» Try it
Gather from the listing below each line that includes the word "development", and copy it.

» Data for the task
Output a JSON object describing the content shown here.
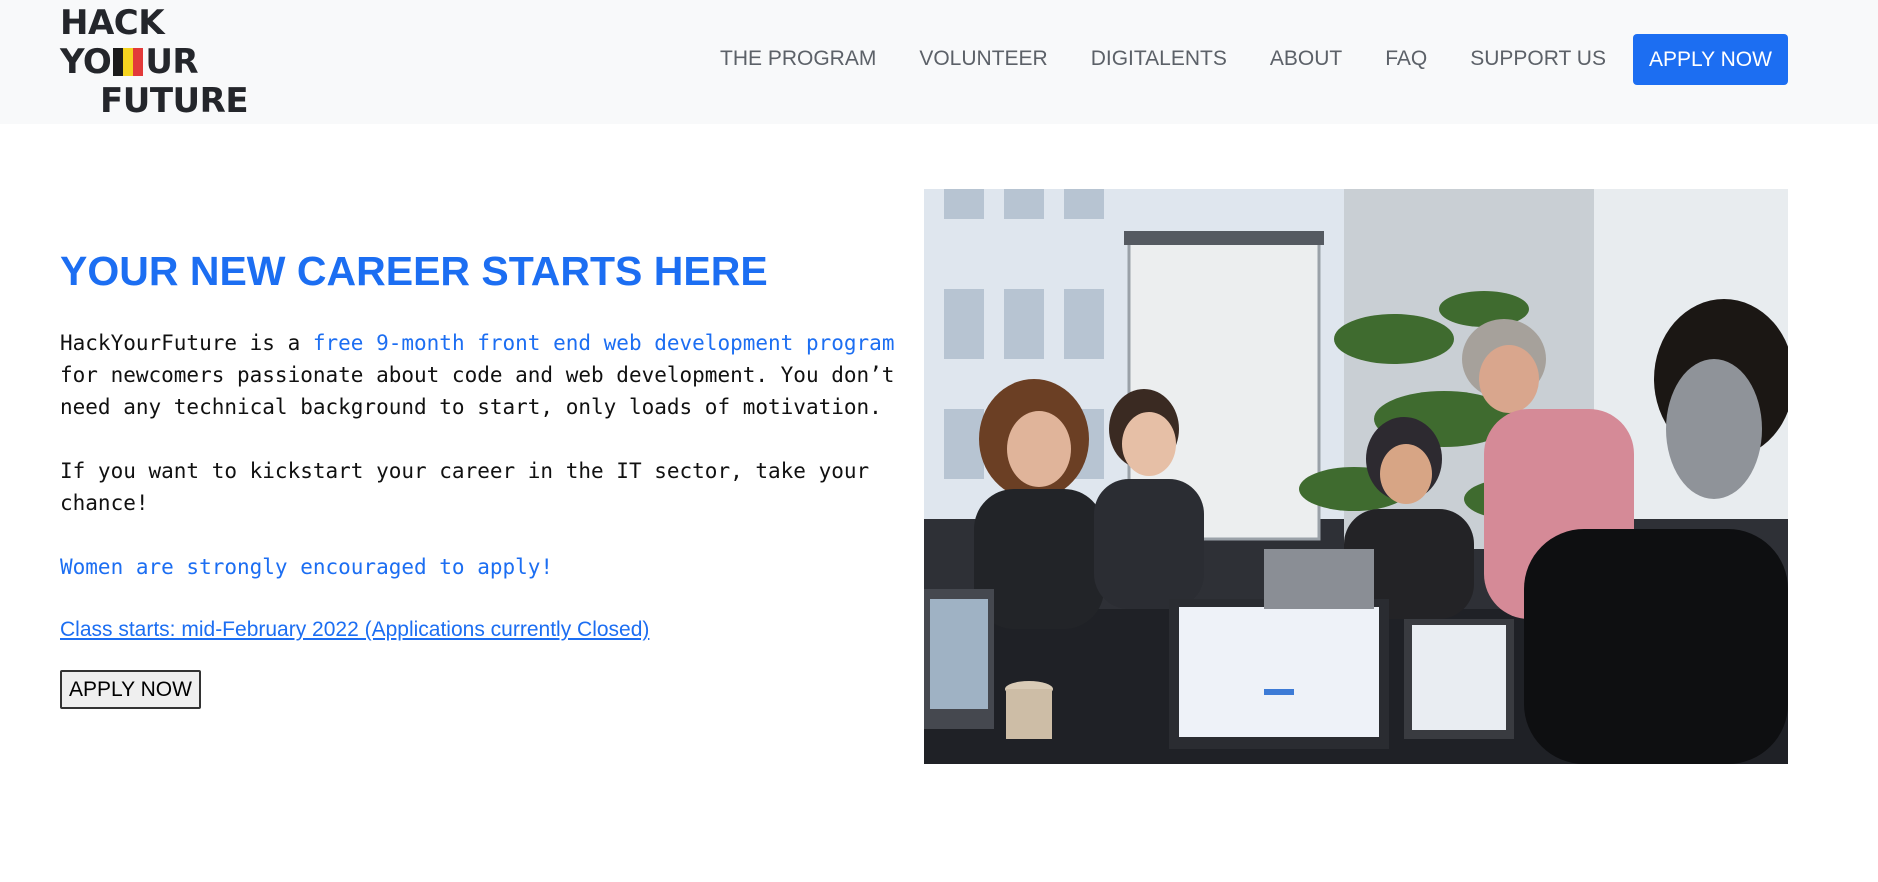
{
  "logo": {
    "line1": "HACK",
    "line2_left": "YO",
    "line2_right": "UR",
    "line3": "FUTURE"
  },
  "nav": {
    "items": [
      {
        "label": "THE PROGRAM"
      },
      {
        "label": "VOLUNTEER"
      },
      {
        "label": "DIGITALENTS"
      },
      {
        "label": "ABOUT"
      },
      {
        "label": "FAQ"
      },
      {
        "label": "SUPPORT US"
      }
    ],
    "apply_label": "APPLY NOW"
  },
  "hero": {
    "title": "YOUR NEW CAREER STARTS HERE",
    "intro_prefix": "HackYourFuture is a ",
    "intro_highlight": "free 9-month front end web development program",
    "intro_suffix": " for newcomers passionate about code and web development. You don’t need any technical background to start, only loads of motivation.",
    "kickstart": "If you want to kickstart your career in the IT sector, take your chance!",
    "women": "Women are strongly encouraged to apply!",
    "class_link": "Class starts: mid-February 2022 (Applications currently Closed)",
    "apply_button": "APPLY NOW"
  },
  "colors": {
    "accent": "#1c6ef2",
    "header_bg": "#f8f9fa",
    "nav_text": "#5c6168",
    "flag_black": "#1b1b1b",
    "flag_yellow": "#f5d320",
    "flag_red": "#e23a3a"
  }
}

» Answer for the task
    "intro_highlight": "free 9-month front end web development program",
    "intro_suffix": " for newcomers passionate about code and web development. You don’t need any technical background to start, only loads of motivation.",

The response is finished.